A "press release" on your site says that Australian Rodd Millner plans a high altitude parachute jump that "will become the first man to break the sound barrier unaided." Although his planned altitude and speed may very well set a new record (assuming everything goes as planned), he will not be the first human to break the sound barrier unaided. United States Air Force Colonel Joe Kittenger holds that honor, which he earned during a 102,800 ft. altitude parachute jump with Project Excelsior on August 16, 1960.
In fact, based on the quote of Mr. Millner in the article, it sounds like he plans nothing more than to reproduce the tests done by Col. Kittenger forty years ago--but wants to claim it as a "first." The only real difference between the first jump and Mr. Millner's planned jump is the higher altitude and the addition of high-quality film equpment (Col. Kittenger's jump was also filmed, but on much older equipment). I don't mean to detract from Mr. Millner's parachuting skills: I'm sure he is a expert. But he won't be the first person to do this, just the most recent person.
For reference, I offer the following US Air Force Museum web pages:
Jack Burke, Marietta, Georgia
Fearless Australian ex-commando, Rodd Millner, will jump from the blackness of space and parachute 130,000 feet (40,000 metres) back to earth in the most audacious and spectacular human adventure ever attempted.
In challenging the boundaries of science and technology, Millner will free-fall from the vacuum of space, through the frigid air of the earth's upper atmosphere before finally descending to earth.

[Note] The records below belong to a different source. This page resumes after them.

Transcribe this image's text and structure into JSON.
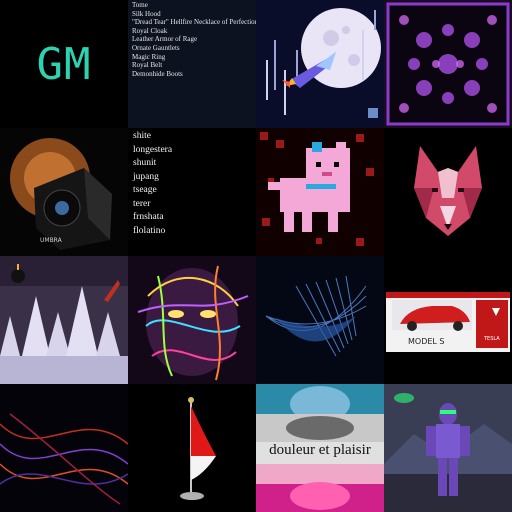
{
  "gm_tile": {
    "text": "GM",
    "color": "#2fd2b0"
  },
  "item_list": {
    "items": [
      "Tome",
      "Silk Hood",
      "\"Dread Tear\" Hellfire Necklace of Perfection",
      "Royal Cloak",
      "Leather Armor of Rage",
      "Ornate Gauntlets",
      "Magic Ring",
      "Royal Belt",
      "Demonhide Boots"
    ]
  },
  "word_list": {
    "items": [
      "shite",
      "longestera",
      "shunit",
      "jupang",
      "tseage",
      "terer",
      "frnshata",
      "flolatino"
    ]
  },
  "speaker_box": {
    "label": "UMBRA"
  },
  "tesla_box": {
    "model": "MODEL S",
    "brand": "TESLA"
  },
  "collage": {
    "caption": "douleur et plaisir"
  },
  "icons": [
    "bomb-icon",
    "rocket-icon",
    "moon-icon",
    "wolf-icon",
    "dog-icon",
    "flag-icon"
  ],
  "colors": {
    "gm": "#2fd2b0",
    "list_bg": "#0c1220",
    "purple": "#8a3cc8"
  }
}
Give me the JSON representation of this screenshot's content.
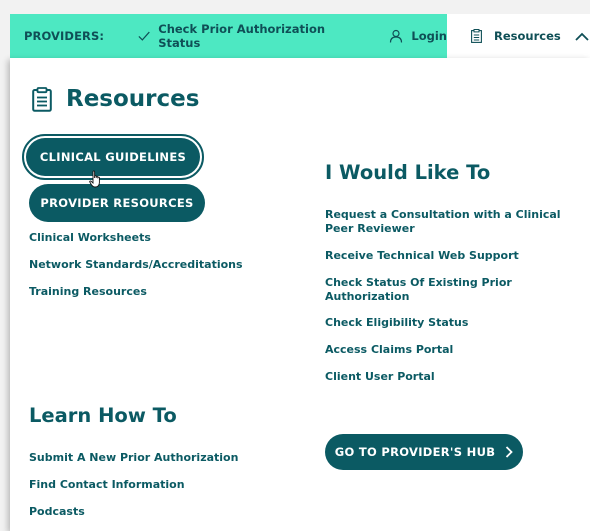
{
  "topbar": {
    "providers_label": "PROVIDERS:",
    "check_status_label": "Check Prior Authorization Status",
    "login_label": "Login",
    "resources_label": "Resources",
    "accent_color": "#4de8c2"
  },
  "panel": {
    "title": "Resources",
    "buttons": {
      "clinical_guidelines": "CLINICAL GUIDELINES",
      "provider_resources": "PROVIDER RESOURCES"
    },
    "left_links": [
      "Clinical Worksheets",
      "Network Standards/Accreditations",
      "Training Resources"
    ],
    "would_like_heading": "I Would Like To",
    "would_like_links": [
      "Request a Consultation with a Clinical Peer Reviewer",
      "Receive Technical Web Support",
      "Check Status Of Existing Prior Authorization",
      "Check Eligibility Status",
      "Access Claims Portal",
      "Client User Portal"
    ],
    "learn_heading": "Learn How To",
    "learn_links": [
      "Submit A New Prior Authorization",
      "Find Contact Information",
      "Podcasts"
    ],
    "hub_button": "GO TO PROVIDER'S HUB",
    "brand_color": "#0b5a63"
  },
  "icons": {
    "check": "check-icon",
    "user": "user-icon",
    "document": "clipboard-icon",
    "chevron_up": "chevron-up-icon",
    "chevron_right": "chevron-right-icon",
    "cursor": "hand-cursor-icon"
  }
}
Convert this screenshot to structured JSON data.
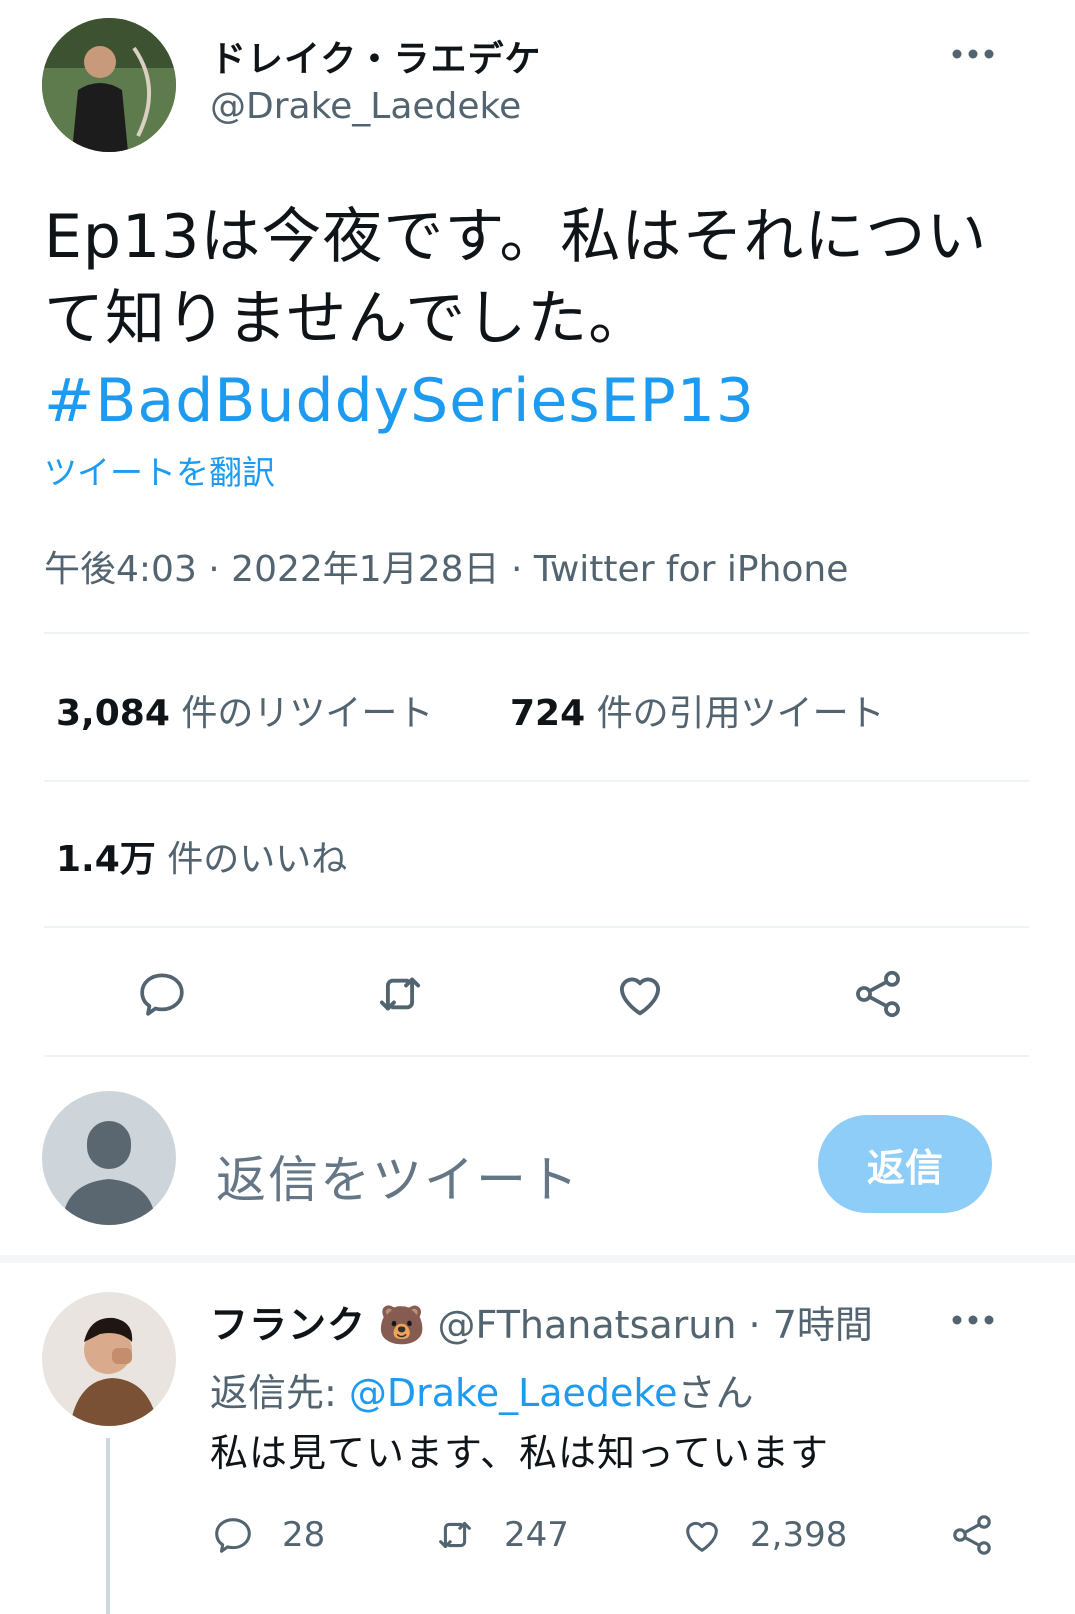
{
  "tweet": {
    "display_name": "ドレイク・ラエデケ",
    "handle": "@Drake_Laedeke",
    "text": "Ep13は今夜です。私はそれについて知りませんでした。",
    "hashtag": "#BadBuddySeriesEP13",
    "translate_label": "ツイートを翻訳",
    "meta": "午後4:03 · 2022年1月28日 · Twitter for iPhone",
    "more_icon": "more-horizontal-icon"
  },
  "stats": {
    "retweets_count": "3,084",
    "retweets_label": "件のリツイート",
    "quotes_count": "724",
    "quotes_label": "件の引用ツイート",
    "likes_count": "1.4万",
    "likes_label": "件のいいね"
  },
  "actions": [
    "reply-icon",
    "retweet-icon",
    "like-icon",
    "share-icon"
  ],
  "compose": {
    "placeholder": "返信をツイート",
    "reply_button": "返信"
  },
  "reply": {
    "display_name": "フランク",
    "emoji": "🐻",
    "handle": "@FThanatsarun",
    "time": "· 7時間",
    "reply_to_prefix": "返信先: ",
    "reply_to_handle": "@Drake_Laedeke",
    "reply_to_suffix": "さん",
    "text": "私は見ています、私は知っています",
    "reply_count": "28",
    "retweet_count": "247",
    "like_count": "2,398"
  },
  "colors": {
    "accent": "#1d9bf0",
    "reply_button_bg": "#8ecdf7",
    "muted_text": "#536471",
    "divider": "#eff3f4"
  }
}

During his astonishing descent, where he will reach a speed of between 1600-1800 kilometres per hour (994 - 1118 miles per hour), Millner will become the first man to break the sound barrier unaided before opening his parachute to fall safely to earth.
Millner's amazing adventure, known as ``Space Jump,'' will be filmed on 70mm film and High Definition video tape to create one of the world's most breathtaking giant format films to be produced. The film will be produced by international film company, Becker Entertainment.
In March 2002, Millner will ascend from just outside Alice Springs, in the centre of Australia, in a special high altitude helium balloon manufactured by the Australian Defence Force Academy.
As Millner climbs into space, he will gain a bird's eye view of spectacular Uluru (Ayers Rock) in the north east and the magnificent Kakadu in the far north of the Northern Territory.
The special balloon will be the size of two football fields in dimension and could accommodate two jumbo jets side by side.
It will take Millner approximately two and a half hours to ascend to 130,000 feet (40,000 metres) in his special balloon before taking less than 10 minutes to parachute to earth.
Wearing a special high-tech suit, Millner will become the fastest unaided man, the highest skydiver, the longest free-faller and the highest balloonist ever to live.
The top secret Space Jump project has been 12 months in its research and development and will be managed by some of the most experienced high altitude balloon operators in the world and backed by one of the finest aviation teams ever assembled.
Using the latest robotic and film technology, Millner's special Space Jump suit will be equipped with a series of cameras to film his extraordinary experience.
In addition, there will be:
These cameras will result in millions of viewers around the world experiencing Millner's heart-stopping journey to the edge of space and back again in the most spectacular giant format film ever produced.
Project Director of Space Jump, Walt Missingham, said millions of dollars had already been invested into the project.
``We have involved a special team of experts across a wide range of scientific and technological areas to ensure this project is successfully conducted with optimum safety and with spectacular visual effect,'' said Missingham.
To arrange interviews with either Walt Missingham or Rodd Millner, please contact:
A graphic featuring details of Space Jump is available at www.aapmedianet.com.au